and hundreds of law professors' offices throughout the country. Lawprof Ian Ayres complains, in the New York Times, about textbook prices -- a matter on which I express no opinion -- but goes on to say this:
[A]t the moment, professors' incentives in choosing textbooks are in some ways more distorted than doctors' incentives in choosing drugs. You see, I earn a $10.30 royalty on every copy of my textbook that a student buys. Instead of just trying to get the best book for my class (and to do so I should weigh both quality and price), I might also consider assigning my own book and increasing my profit.
This is a self-dealing transaction, which would be presumptively illegal if professors owed a fiduciary duty to students. Some professors realize this and donate to charity the royalties they earn when they assign students their own books.
So this year, I am going to do something different. I will give $11 to each of my contracts students who buys my book. That way, we will all know that I assigned the book for the right reason. The textbook isn't included with my students' tuition, but at least in my contracts class the royalty will be.
I actually worried a little about this when deciding what to do when teaching my own First Amendment class. Anyone trained to worry about potential conflicts of interest should indeed spot this one.
But on reflection, it struck me that the conflict of interest is illusory. Presumably I sincerely think that my textbook is the best one, quite apart from the modest money I make from textbook sales. It takes a tremendous amount of time to write and maintain a textbook -- probably in the thousands of hours, at least in the high hundreds.
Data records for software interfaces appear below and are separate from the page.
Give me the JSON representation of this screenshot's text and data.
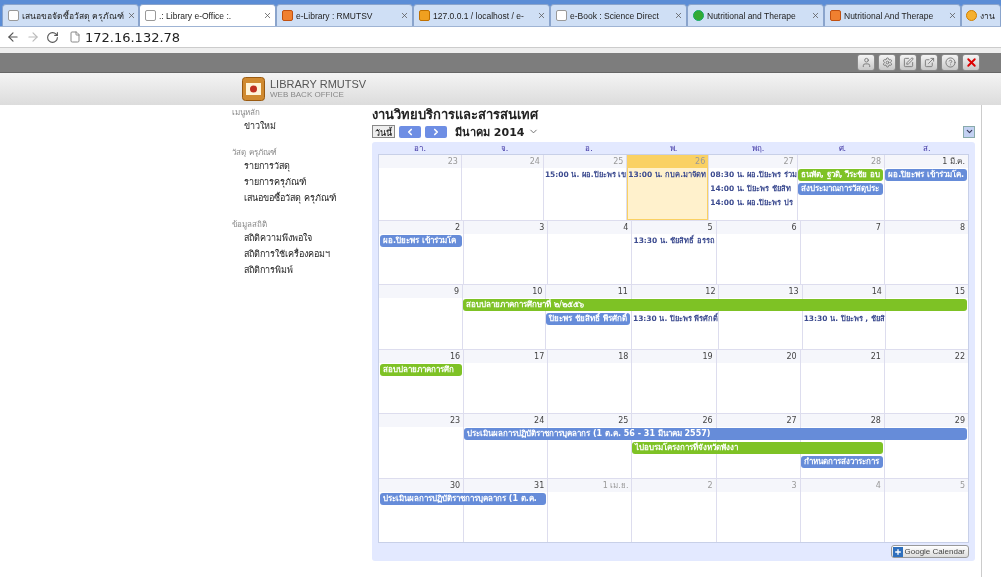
{
  "browser_tabs": [
    {
      "title": "เสนอขอจัดซื้อวัสดุ ครุภัณฑ์",
      "selected": false,
      "kind": "page"
    },
    {
      "title": ".: Library e-Office :.",
      "selected": true,
      "kind": "page"
    },
    {
      "title": "e-Library : RMUTSV",
      "selected": false,
      "kind": "orange"
    },
    {
      "title": "127.0.0.1 / localhost / e-",
      "selected": false,
      "kind": "pma"
    },
    {
      "title": "e-Book : Science Direct",
      "selected": false,
      "kind": "page"
    },
    {
      "title": "Nutritional and Therape",
      "selected": false,
      "kind": "green"
    },
    {
      "title": "Nutritional And Therape",
      "selected": false,
      "kind": "orange"
    },
    {
      "title": "งาน",
      "selected": false,
      "kind": "yellow"
    }
  ],
  "address_bar": {
    "url": "172.16.132.78"
  },
  "logo": {
    "title": "LIBRARY RMUTSV",
    "subtitle": "WEB BACK OFFICE"
  },
  "sidebar": [
    {
      "heading": "เมนูหลัก",
      "items": [
        "ข่าวใหม่"
      ]
    },
    {
      "heading": "วัสดุ ครุภัณฑ์",
      "items": [
        "รายการวัสดุ",
        "รายการครุภัณฑ์",
        "เสนอขอซื้อวัสดุ ครุภัณฑ์"
      ]
    },
    {
      "heading": "ข้อมูลสถิติ",
      "items": [
        "สถิติความพึงพอใจ",
        "สถิติการใช้เครื่องคอมฯ",
        "สถิติการพิมพ์"
      ]
    }
  ],
  "calendar": {
    "title": "งานวิทยบริการและสารสนเทศ",
    "today_button": "วันนี้",
    "month": "มีนาคม 2014",
    "weekdays": [
      "อา.",
      "จ.",
      "อ.",
      "พ.",
      "พฤ.",
      "ศ.",
      "ส."
    ],
    "weeks": [
      {
        "days": [
          {
            "label": "23",
            "other_month": true,
            "today": false
          },
          {
            "label": "24",
            "other_month": true,
            "today": false
          },
          {
            "label": "25",
            "other_month": true,
            "today": false
          },
          {
            "label": "26",
            "other_month": true,
            "today": true
          },
          {
            "label": "27",
            "other_month": true,
            "today": false
          },
          {
            "label": "28",
            "other_month": true,
            "today": false
          },
          {
            "label": "1 มี.ค.",
            "other_month": false,
            "today": false
          }
        ],
        "lanes": [
          [
            {
              "kind": "empty"
            },
            {
              "kind": "empty"
            },
            {
              "kind": "timed",
              "text": "15:00 น. ผอ.ปิยะพร เข"
            },
            {
              "kind": "timed",
              "text": "13:00 น. กบค.มาจัดท"
            },
            {
              "kind": "timed",
              "text": "08:30 น. ผอ.ปิยะพร ร่วม"
            },
            {
              "kind": "bar",
              "text": "ธนพัต, ฐวดิ, วีระชัย อบ",
              "color": "#7ec225"
            },
            {
              "kind": "bar",
              "text": "ผอ.ปิยะพร เข้าร่วมโค.",
              "color": "#668cd9"
            }
          ],
          [
            {
              "kind": "empty"
            },
            {
              "kind": "empty"
            },
            {
              "kind": "empty"
            },
            {
              "kind": "empty"
            },
            {
              "kind": "timed",
              "text": "14:00 น. ปิยะพร ชัยสิท"
            },
            {
              "kind": "bar",
              "text": "ส่งประมาณการวัสดุประ",
              "color": "#668cd9"
            },
            {
              "kind": "empty"
            }
          ],
          [
            {
              "kind": "empty"
            },
            {
              "kind": "empty"
            },
            {
              "kind": "empty"
            },
            {
              "kind": "empty"
            },
            {
              "kind": "timed",
              "text": "14:00 น. ผอ.ปิยะพร ปร"
            },
            {
              "kind": "empty"
            },
            {
              "kind": "empty"
            }
          ]
        ]
      },
      {
        "days": [
          {
            "label": "2",
            "other_month": false,
            "today": false
          },
          {
            "label": "3",
            "other_month": false,
            "today": false
          },
          {
            "label": "4",
            "other_month": false,
            "today": false
          },
          {
            "label": "5",
            "other_month": false,
            "today": false
          },
          {
            "label": "6",
            "other_month": false,
            "today": false
          },
          {
            "label": "7",
            "other_month": false,
            "today": false
          },
          {
            "label": "8",
            "other_month": false,
            "today": false
          }
        ],
        "lanes": [
          [
            {
              "kind": "bar",
              "text": "ผอ.ปิยะพร เข้าร่วมโค",
              "color": "#668cd9"
            },
            {
              "kind": "empty"
            },
            {
              "kind": "empty"
            },
            {
              "kind": "timed",
              "text": "13:30 น. ชัยสิทธิ์ อรรถ"
            },
            {
              "kind": "empty"
            },
            {
              "kind": "empty"
            },
            {
              "kind": "empty"
            }
          ]
        ]
      },
      {
        "days": [
          {
            "label": "9",
            "other_month": false,
            "today": false
          },
          {
            "label": "10",
            "other_month": false,
            "today": false
          },
          {
            "label": "11",
            "other_month": false,
            "today": false
          },
          {
            "label": "12",
            "other_month": false,
            "today": false
          },
          {
            "label": "13",
            "other_month": false,
            "today": false
          },
          {
            "label": "14",
            "other_month": false,
            "today": false
          },
          {
            "label": "15",
            "other_month": false,
            "today": false
          }
        ],
        "lanes": [
          [
            {
              "kind": "empty"
            },
            {
              "kind": "bar",
              "text": "สอบปลายภาคการศึกษาที่ ๒/๒๕๕๖",
              "color": "#7ec225"
            },
            {
              "kind": "continue"
            },
            {
              "kind": "continue"
            },
            {
              "kind": "continue"
            },
            {
              "kind": "continue"
            },
            {
              "kind": "continue"
            }
          ],
          [
            {
              "kind": "empty"
            },
            {
              "kind": "empty"
            },
            {
              "kind": "bar",
              "text": "ปิยะพร ชัยสิทธิ์ พีรศักดิ์",
              "color": "#668cd9"
            },
            {
              "kind": "timed",
              "text": "13:30 น. ปิยะพร พีรศักดิ์"
            },
            {
              "kind": "empty"
            },
            {
              "kind": "timed",
              "text": "13:30 น. ปิยะพร , ชัยสิ"
            },
            {
              "kind": "empty"
            }
          ]
        ]
      },
      {
        "days": [
          {
            "label": "16",
            "other_month": false,
            "today": false
          },
          {
            "label": "17",
            "other_month": false,
            "today": false
          },
          {
            "label": "18",
            "other_month": false,
            "today": false
          },
          {
            "label": "19",
            "other_month": false,
            "today": false
          },
          {
            "label": "20",
            "other_month": false,
            "today": false
          },
          {
            "label": "21",
            "other_month": false,
            "today": false
          },
          {
            "label": "22",
            "other_month": false,
            "today": false
          }
        ],
        "lanes": [
          [
            {
              "kind": "bar",
              "text": "สอบปลายภาคการศึก",
              "color": "#7ec225"
            },
            {
              "kind": "empty"
            },
            {
              "kind": "empty"
            },
            {
              "kind": "empty"
            },
            {
              "kind": "empty"
            },
            {
              "kind": "empty"
            },
            {
              "kind": "empty"
            }
          ]
        ]
      },
      {
        "days": [
          {
            "label": "23",
            "other_month": false,
            "today": false
          },
          {
            "label": "24",
            "other_month": false,
            "today": false
          },
          {
            "label": "25",
            "other_month": false,
            "today": false
          },
          {
            "label": "26",
            "other_month": false,
            "today": false
          },
          {
            "label": "27",
            "other_month": false,
            "today": false
          },
          {
            "label": "28",
            "other_month": false,
            "today": false
          },
          {
            "label": "29",
            "other_month": false,
            "today": false
          }
        ],
        "lanes": [
          [
            {
              "kind": "empty"
            },
            {
              "kind": "bar",
              "text": "ประเมินผลการปฏิบัติราชการบุคลากร (1 ต.ค. 56 - 31 มีนาคม 2557)",
              "color": "#668cd9"
            },
            {
              "kind": "continue"
            },
            {
              "kind": "continue"
            },
            {
              "kind": "continue"
            },
            {
              "kind": "continue"
            },
            {
              "kind": "continue"
            }
          ],
          [
            {
              "kind": "empty"
            },
            {
              "kind": "empty"
            },
            {
              "kind": "empty"
            },
            {
              "kind": "bar",
              "text": "ไปอบรมโครงการที่จังหวัดพังงา",
              "color": "#7ec225"
            },
            {
              "kind": "continue"
            },
            {
              "kind": "continue"
            },
            {
              "kind": "empty"
            }
          ],
          [
            {
              "kind": "empty"
            },
            {
              "kind": "empty"
            },
            {
              "kind": "empty"
            },
            {
              "kind": "empty"
            },
            {
              "kind": "empty"
            },
            {
              "kind": "bar",
              "text": "กำหนดการส่งวาระการ",
              "color": "#668cd9"
            },
            {
              "kind": "empty"
            }
          ]
        ]
      },
      {
        "days": [
          {
            "label": "30",
            "other_month": false,
            "today": false
          },
          {
            "label": "31",
            "other_month": false,
            "today": false
          },
          {
            "label": "1 เม.ย.",
            "other_month": true,
            "today": false
          },
          {
            "label": "2",
            "other_month": true,
            "today": false
          },
          {
            "label": "3",
            "other_month": true,
            "today": false
          },
          {
            "label": "4",
            "other_month": true,
            "today": false
          },
          {
            "label": "5",
            "other_month": true,
            "today": false
          }
        ],
        "lanes": [
          [
            {
              "kind": "bar",
              "text": "ประเมินผลการปฏิบัติราชการบุคลากร (1 ต.ค.",
              "color": "#668cd9"
            },
            {
              "kind": "continue"
            },
            {
              "kind": "empty"
            },
            {
              "kind": "empty"
            },
            {
              "kind": "empty"
            },
            {
              "kind": "empty"
            },
            {
              "kind": "empty"
            }
          ]
        ]
      }
    ],
    "footer_button": "Google Calendar"
  }
}
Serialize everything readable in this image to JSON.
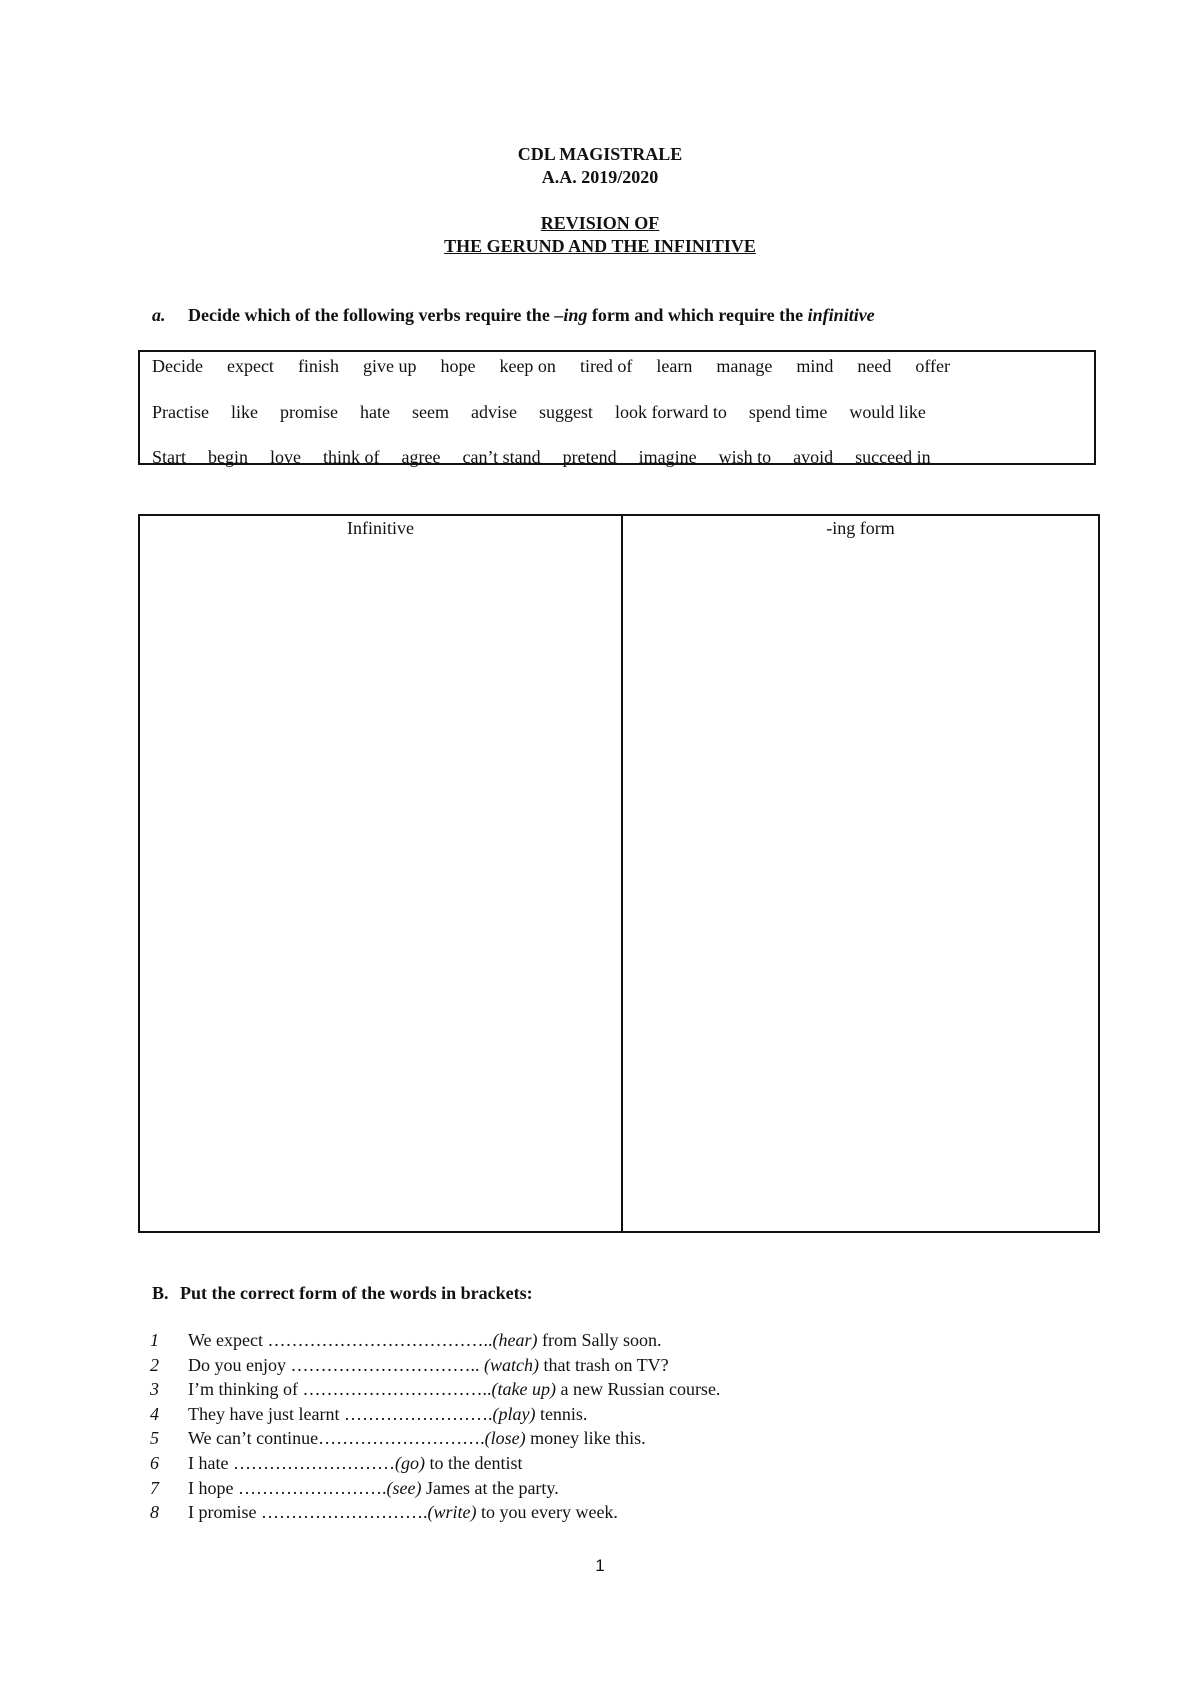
{
  "header": {
    "line1": "CDL MAGISTRALE",
    "line2": "A.A. 2019/2020",
    "title_line1": "REVISION OF",
    "title_line2": "THE GERUND AND THE INFINITIVE"
  },
  "section_a": {
    "letter": "a.",
    "instruction_part1": "Decide which of the following verbs require the ",
    "instruction_ing": "–ing",
    "instruction_part2": " form and which require the ",
    "instruction_inf": "infinitive",
    "verb_rows": [
      [
        "Decide",
        "expect",
        "finish",
        "give up",
        "hope",
        "keep on",
        "tired of",
        "learn",
        "manage",
        "mind",
        "need",
        "offer"
      ],
      [
        "Practise",
        "like",
        "promise",
        "hate",
        "seem",
        "advise",
        "suggest",
        "look forward to",
        "spend time",
        "would like"
      ],
      [
        "Start",
        "begin",
        "love",
        "think of",
        "agree",
        "can’t stand",
        "pretend",
        "imagine",
        "wish to",
        "avoid",
        "succeed in"
      ]
    ],
    "table_headers": {
      "left": "Infinitive",
      "right": "-ing form"
    }
  },
  "section_b": {
    "letter": "B.",
    "instruction": "Put the correct form of the words in brackets:",
    "exercises": [
      {
        "num": "1",
        "before": "We expect ",
        "dots": "………………………………..",
        "verb": "(hear)",
        "after": " from Sally soon."
      },
      {
        "num": "2",
        "before": "Do you enjoy ",
        "dots": "………………………….. ",
        "verb": "(watch)",
        "after": " that trash on TV?"
      },
      {
        "num": "3",
        "before": "I’m thinking of ",
        "dots": "…………………………..",
        "verb": "(take up)",
        "after": " a new Russian course."
      },
      {
        "num": "4",
        "before": "They have just learnt ",
        "dots": "…………………….",
        "verb": "(play)",
        "after": " tennis."
      },
      {
        "num": "5",
        "before": "We can’t continue",
        "dots": "……………………….",
        "verb": "(lose)",
        "after": " money like this."
      },
      {
        "num": "6",
        "before": "I hate ",
        "dots": "………………………",
        "verb": "(go)",
        "after": " to the dentist"
      },
      {
        "num": "7",
        "before": "I hope ",
        "dots": "…………………….",
        "verb": "(see)",
        "after": " James at the party."
      },
      {
        "num": "8",
        "before": "I promise ",
        "dots": "……………………….",
        "verb": "(write)",
        "after": " to you every week."
      }
    ]
  },
  "footer": {
    "page_number": "1"
  }
}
I make several thousand dollars from the textbook a year; I didn't write the book for the money. Rather, I wrote it because I thought I had a better way of organizing the material. The volume of effort, and the very modest financial reward, is a pretty good sign of my good faith. Perhaps this is different for some of the most popular undergraduate textbooks; but I suspect that the great majority of all textbooks make their authors only a fairly small amount of money.
Now it may well be that I'm wrong, and that other textbooks are better. (It's pretty clear that lots of other law professors think so!) But in any event, if my judgment is clouded here, it's clouded by my inflated ego, not by filthy lucre. And beyond that, even if other textbooks may be better for others to teach from, my textbook is probably better for me: I at least know my textbook inside and out, and can teach more effectively from it as a result; plus at least this way students don't get conflicting messages from the teacher and the book. (There is an argument that it's better for students to occasionally get such conflicting messages, but on balance I find that argument unpersuasive.)
So I don't think we need to worry too much about professors' judgment about which book to assign to their own student being swayed by their financial interest. I think people ought to indeed think about such potential conflicts; but here, there seems to me to less than meets the eyes. Aeon Skoble makes a similar point; Paul Caron blogs some more on it.